"With record lows nearly every day, one pound for one euro is clearly visible on the radar."
The US Federal Reserve lowered its target federal funds rate on Tuesday from 1.0 percent to a range of zero to 0.25 percent after a raft of bad data, including a historic plunge in housing starts.
"The dollar took another hit as the FOMC established a target range for the Fed Funds target rate of zero percent to 0.25 percent," said Calyon analyst Stuart Bennett.
"Against the yen, the dollar hit a thirteen-year low, with euro/dollar breaking through the 1.40 mark."
The cut lowered US borrowing costs below the 0.30 percent level in Japan, which for years has had the world's lowest interest rates.
Currency players were pessimistic over the dollar's outlook because lower interest rates have a negative impact on currency values.
The dollar "fell off a cliff early this morning after the Federal Reserve announced a more aggressive policy-easing than expected," wrote NAB Capital strategist John Kyriakopoulos in a note to clients.
The Federal Open Market Committee (FOMC) in a statement said on Tuesday that it expected to keep the federal funds rate "exceptionally low" for some time because of markedly declining inflationary pressures.
In Britain, official data showed on Wednesday that the number of people claiming jobless benefits in Britain leapt in November by the biggest monthly amount for more than 17 years, in the latest sign of a sharp economic slowdown.
It also emerged that Bank of England policymakers mulled an even steeper cut when they voted unanimously to slash interest rates by a full percentage point to 2.0 percent earlier this month.
In late trading in London on Wednesday, the euro changed hands at 1.4319 dollars against 1.4018 dollars late on Tuesday, at 125.02 yen (124.74), 0.9256 pounds (0.8990) and 1.5539 Swiss francs (1.5754).
The dollar stood at 87.90 yen (88.98) and 1.0858 Swiss francs (1.1236).

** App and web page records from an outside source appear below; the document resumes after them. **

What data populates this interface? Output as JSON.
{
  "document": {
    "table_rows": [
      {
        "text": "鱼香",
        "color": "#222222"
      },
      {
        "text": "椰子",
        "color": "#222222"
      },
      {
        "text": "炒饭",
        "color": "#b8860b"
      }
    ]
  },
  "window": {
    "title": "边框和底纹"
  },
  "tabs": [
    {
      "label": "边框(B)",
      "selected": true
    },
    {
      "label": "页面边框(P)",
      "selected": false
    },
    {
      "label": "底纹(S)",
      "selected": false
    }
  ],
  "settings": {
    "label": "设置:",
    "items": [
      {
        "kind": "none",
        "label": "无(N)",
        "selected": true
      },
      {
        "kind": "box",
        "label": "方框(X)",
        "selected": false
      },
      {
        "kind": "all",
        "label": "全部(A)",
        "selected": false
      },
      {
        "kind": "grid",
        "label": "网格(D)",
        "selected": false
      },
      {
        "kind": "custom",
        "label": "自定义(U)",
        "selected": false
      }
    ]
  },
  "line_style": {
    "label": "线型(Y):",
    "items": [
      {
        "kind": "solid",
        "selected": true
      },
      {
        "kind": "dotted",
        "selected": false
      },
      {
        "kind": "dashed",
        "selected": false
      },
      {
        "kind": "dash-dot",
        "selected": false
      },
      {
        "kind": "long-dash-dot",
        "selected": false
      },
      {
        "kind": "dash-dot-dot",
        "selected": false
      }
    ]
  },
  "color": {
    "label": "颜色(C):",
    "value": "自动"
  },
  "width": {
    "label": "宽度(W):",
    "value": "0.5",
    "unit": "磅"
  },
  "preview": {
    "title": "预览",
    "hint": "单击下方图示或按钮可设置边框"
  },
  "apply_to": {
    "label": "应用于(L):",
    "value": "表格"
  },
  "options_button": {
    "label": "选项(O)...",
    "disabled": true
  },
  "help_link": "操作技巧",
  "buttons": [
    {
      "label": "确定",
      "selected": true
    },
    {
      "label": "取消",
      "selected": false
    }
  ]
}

The pound was at 1.5462 dollars (1.5581).
On the London Bullion Market, the price of gold rose to 870 dollars an ounce from 838.25 dollars late on Tuesday.

Date created : 2008-12-17